Wednesday 10 August 2016

These Robots Are Chains of Tiny Magnetic Beads


Healing with Magnets – Microscopic Surgical Robots

Healing with magnets could someday be considered as a genuine solution if the magnets tend be microscopic surgical robots. Operating the same magnetic fields which had been portrayed in controlling the swimming motion of microscopic robots, a team of engineers at Drexel University had proven the capability of assembling and disassembling chains of minute magnetic beads.

According to a study co-author, presently an associate professor of mechanical engineering at the University of Utah, Henry Fu informed Live Science that if they tend to have these simple geometries as building blocks it can be put together to make more complicated shapes which could do more things.

The expectation is to ultimately utilise these remotely controlled chains named modular microrobots, in the human body for the purpose of medical use like delivering directed medicines or performing surgeries on a small, non-invasive scale according to the researchers.

Various combinations as well as shapes of the spherical beads could mean better adaptability. Fu stated that the beads, for instance could be transported to an area in the body with ease in one configuration, though it could then be deployed into various shapes to move through various tissues or perform precise tasks.

Chains Viewed under Microscope/Remotely Operated

A researcher in the Nanorobotics Laboratory at Polytechnique Montreal, Charles Tremblay, who is not involved in the study, had informed Live Science in an email that the project seems to be a good idea. However he also commented that some of the challenges comprise of the need for visual feedback and transparent medium, to exercise the robots.

Researchers view the chains under microscope and remotely operatethe micro-swimmers by modifying an array of three solenoids, electromagnets which tend to produce controlled magnetic field and when it is rotated, the chains tend to swim through liquid. A chain of three beads just about 10 microns long, for perception, the width of an normal hair of human around 100 microns, is said to be the simplest of the micro-swimmers which the team seemed to work with. It makes them a bit bigger than bacteria which Fu had researched earlier. He comments that he had looked at the fluid mechanics of how bacteria tend to swim. The principles seem to be the same irrespective if you are a robot or a living thing.
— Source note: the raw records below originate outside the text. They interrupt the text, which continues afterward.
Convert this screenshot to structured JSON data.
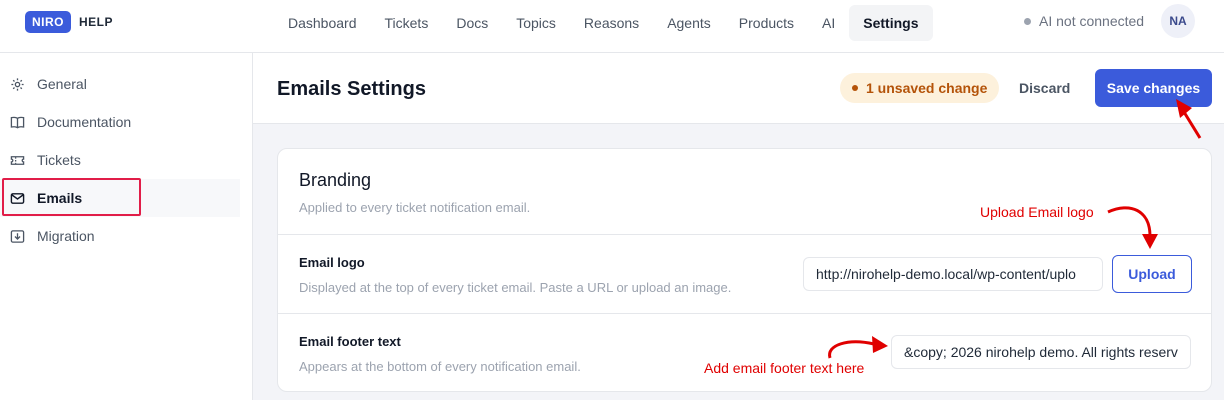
{
  "brand": {
    "badge": "NIRO",
    "name": "HELP"
  },
  "nav": {
    "items": [
      {
        "label": "Dashboard",
        "active": false
      },
      {
        "label": "Tickets",
        "active": false
      },
      {
        "label": "Docs",
        "active": false
      },
      {
        "label": "Topics",
        "active": false
      },
      {
        "label": "Reasons",
        "active": false
      },
      {
        "label": "Agents",
        "active": false
      },
      {
        "label": "Products",
        "active": false
      },
      {
        "label": "AI",
        "active": false
      },
      {
        "label": "Settings",
        "active": true
      }
    ]
  },
  "ai_status": "AI not connected",
  "avatar": "NA",
  "sidebar": {
    "items": [
      {
        "label": "General",
        "icon": "gear-icon"
      },
      {
        "label": "Documentation",
        "icon": "book-icon"
      },
      {
        "label": "Tickets",
        "icon": "ticket-icon"
      },
      {
        "label": "Emails",
        "icon": "mail-icon",
        "active": true
      },
      {
        "label": "Migration",
        "icon": "download-icon"
      }
    ]
  },
  "header": {
    "title": "Emails Settings",
    "unsaved": "1 unsaved change",
    "discard": "Discard",
    "save": "Save changes"
  },
  "branding": {
    "title": "Branding",
    "subtitle": "Applied to every ticket notification email.",
    "logo_label": "Email logo",
    "logo_help": "Displayed at the top of every ticket email. Paste a URL or upload an image.",
    "logo_value": "http://nirohelp-demo.local/wp-content/uplo",
    "upload": "Upload",
    "footer_label": "Email footer text",
    "footer_help": "Appears at the bottom of every notification email.",
    "footer_value": "&copy; 2026 nirohelp demo. All rights reserv"
  },
  "annotations": {
    "upload_logo": "Upload Email logo",
    "footer_text": "Add email footer text here"
  },
  "colors": {
    "accent": "#3b5bdb",
    "warning_bg": "#fdf1dc",
    "warning_text": "#b45309",
    "annotation": "#e00000"
  }
}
Scratched the Surface with Proof of Principle

The researchers worked out methods of building the chains without the magnets resisting each other and disassembling the chains seems to be comparatively easy. The scientists observed that more drawn out chains seemed to swim speedier when turned at the same recurrence as the shorter one, displaying at a fundamental level that typical progresses could have various services.
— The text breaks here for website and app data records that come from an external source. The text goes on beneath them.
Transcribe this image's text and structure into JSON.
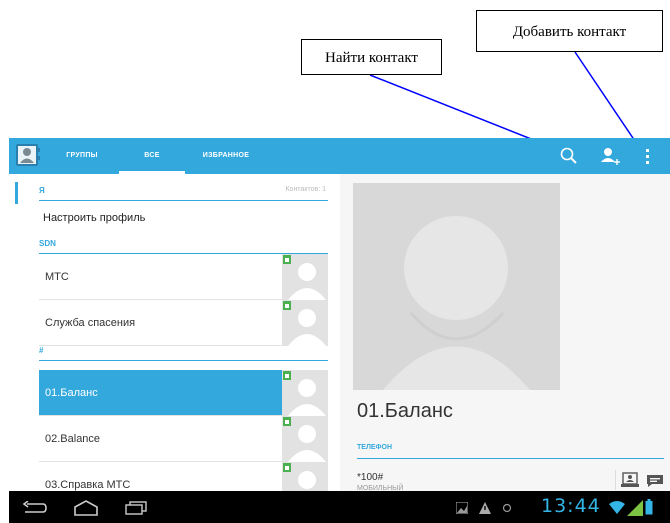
{
  "callouts": {
    "find_contact": "Найти  контакт",
    "add_contact": "Добавить контакт"
  },
  "tabs": [
    {
      "label": "ГРУППЫ"
    },
    {
      "label": "ВСЕ"
    },
    {
      "label": "ИЗБРАННОЕ"
    }
  ],
  "contacts": {
    "me_header": "Я",
    "count_label": "Контактов: 1",
    "setup_profile": "Настроить профиль",
    "sdn_header": "SDN",
    "sdn_items": [
      "МТС",
      "Служба спасения"
    ],
    "hash_header": "#",
    "items": [
      "01.Баланс",
      "02.Balance",
      "03.Справка МТС"
    ]
  },
  "detail": {
    "name": "01.Баланс",
    "phone_header": "ТЕЛЕФОН",
    "number": "*100#",
    "type": "МОБИЛЬНЫЙ"
  },
  "status": {
    "time": "13:44"
  },
  "colors": {
    "accent": "#33a8dd",
    "clock": "#33b5e5",
    "signal": "#7dc242"
  },
  "icons": {
    "search": "search-icon",
    "add_contact": "add-contact-icon",
    "overflow": "overflow-menu-icon",
    "back": "back-icon",
    "home": "home-icon",
    "recent": "recent-apps-icon"
  }
}
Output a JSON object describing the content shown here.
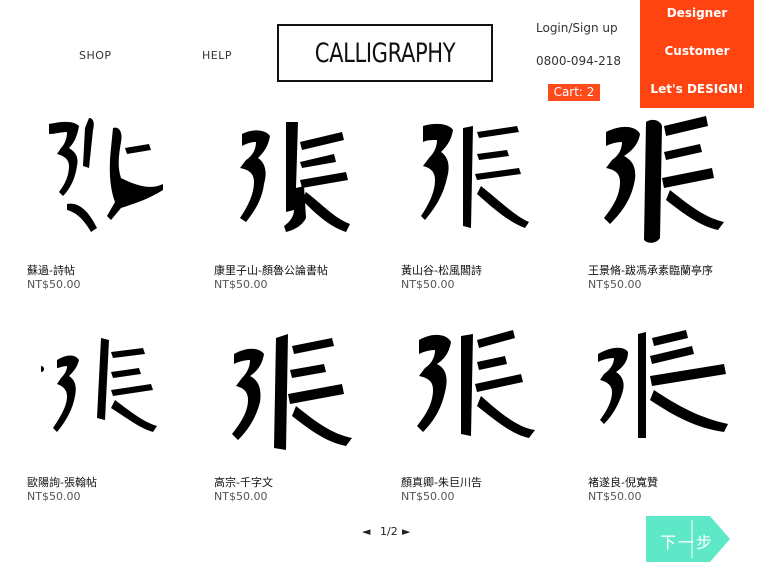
{
  "nav": {
    "shop": "SHOP",
    "help": "HELP"
  },
  "logo": {
    "text": "CALLIGRAPHY"
  },
  "account": {
    "login": "Login/Sign up",
    "phone": "0800-094-218",
    "cart": "Cart: 2"
  },
  "promo": {
    "line1": "Designer",
    "line2": "Customer",
    "line3": "Let's DESIGN!"
  },
  "products": [
    {
      "title": "蘇過-詩帖",
      "price": "NT$50.00",
      "image": "calligraphy-zhang-character"
    },
    {
      "title": "康里子山-顏魯公論書帖",
      "price": "NT$50.00",
      "image": "calligraphy-zhang-character"
    },
    {
      "title": "黃山谷-松風閣詩",
      "price": "NT$50.00",
      "image": "calligraphy-zhang-character"
    },
    {
      "title": "王景脩-跋馮承素臨蘭亭序",
      "price": "NT$50.00",
      "image": "calligraphy-zhang-character"
    },
    {
      "title": "歐陽詢-張翰帖",
      "price": "NT$50.00",
      "image": "calligraphy-zhang-character"
    },
    {
      "title": "高宗-千字文",
      "price": "NT$50.00",
      "image": "calligraphy-zhang-character"
    },
    {
      "title": "顏真卿-朱巨川告",
      "price": "NT$50.00",
      "image": "calligraphy-zhang-character"
    },
    {
      "title": "褚遂良-倪寬贊",
      "price": "NT$50.00",
      "image": "calligraphy-zhang-character"
    }
  ],
  "pagination": {
    "prev": "◄",
    "page": "1/2",
    "next": "►"
  },
  "next_step": {
    "label": "下一步"
  },
  "colors": {
    "accent": "#ff4412",
    "next_button": "#5fe8c8"
  }
}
 There could be various possible procedure of the globule but according to Fu they are not at the phase where they know exactly what shape is needed to get to, towards the end.Fu has stated that `you spin them around fast enough and they will fall apart’. He further added that they had just scratched the surface with a proof of principle and that is what makes it exciting. There seems to be plenty of possibilities.
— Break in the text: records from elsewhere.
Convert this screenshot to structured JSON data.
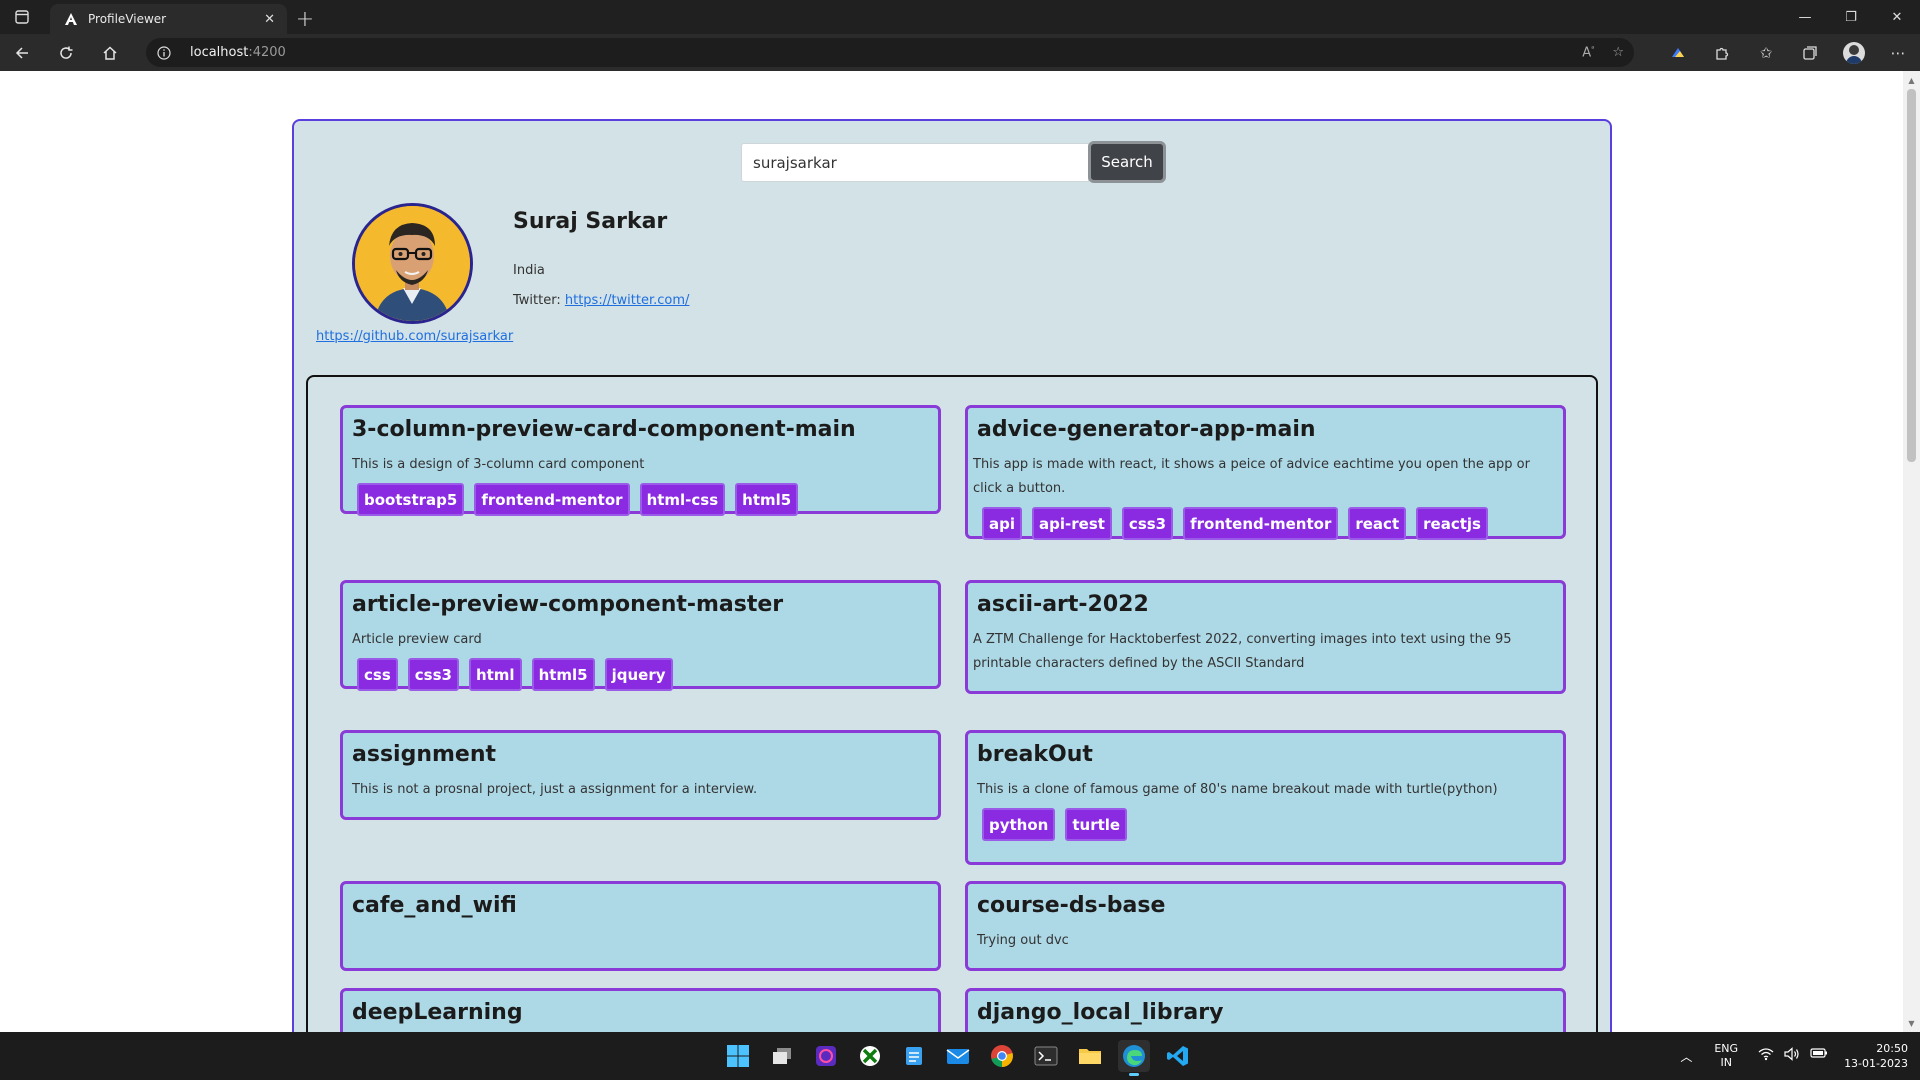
{
  "browser": {
    "tab_title": "ProfileViewer",
    "tab_close": "✕",
    "new_tab": "+",
    "url_host": "localhost",
    "url_port": ":4200",
    "window_controls": {
      "minimize": "—",
      "maximize": "❐",
      "close": "✕"
    }
  },
  "search": {
    "value": "surajsarkar",
    "button_label": "Search"
  },
  "profile": {
    "name": "Suraj Sarkar",
    "country": "India",
    "twitter_label": "Twitter: ",
    "twitter_url": "https://twitter.com/",
    "github_url": "https://github.com/surajsarkar"
  },
  "repos": [
    {
      "name": "3-column-preview-card-component-main",
      "description": "This is a design of 3-column card component",
      "topics": [
        "bootstrap5",
        "frontend-mentor",
        "html-css",
        "html5"
      ]
    },
    {
      "name": "advice-generator-app-main",
      "description": " This app is made with react, it shows a peice of advice eachtime you open the app or click a button.",
      "topics": [
        "api",
        "api-rest",
        "css3",
        "frontend-mentor",
        "react",
        "reactjs"
      ]
    },
    {
      "name": "article-preview-component-master",
      "description": "Article preview card",
      "topics": [
        "css",
        "css3",
        "html",
        "html5",
        "jquery"
      ]
    },
    {
      "name": "ascii-art-2022",
      "description": " A ZTM Challenge for Hacktoberfest 2022, converting images into text using the 95 printable characters defined by the ASCII Standard",
      "topics": []
    },
    {
      "name": "assignment",
      "description": "This is not a prosnal project, just a assignment for a interview.",
      "topics": []
    },
    {
      "name": "breakOut",
      "description": "This is a clone of famous game of 80's name breakout made with turtle(python)",
      "topics": [
        "python",
        "turtle"
      ]
    },
    {
      "name": "cafe_and_wifi",
      "description": "",
      "topics": []
    },
    {
      "name": "course-ds-base",
      "description": "Trying out dvc",
      "topics": []
    },
    {
      "name": "deepLearning",
      "description": "",
      "topics": []
    },
    {
      "name": "django_local_library",
      "description": "",
      "topics": []
    }
  ],
  "taskbar": {
    "icons": [
      "windows-start-icon",
      "task-view-icon",
      "app-icon",
      "xbox-icon",
      "notepad-icon",
      "mail-icon",
      "chrome-icon",
      "terminal-icon",
      "file-explorer-icon",
      "edge-icon",
      "vscode-icon"
    ],
    "language_top": "ENG",
    "language_bottom": "IN",
    "time": "20:50",
    "date": "13-01-2023"
  }
}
No comments:

Post a Comment

Note: only a member of this blog may post a comment.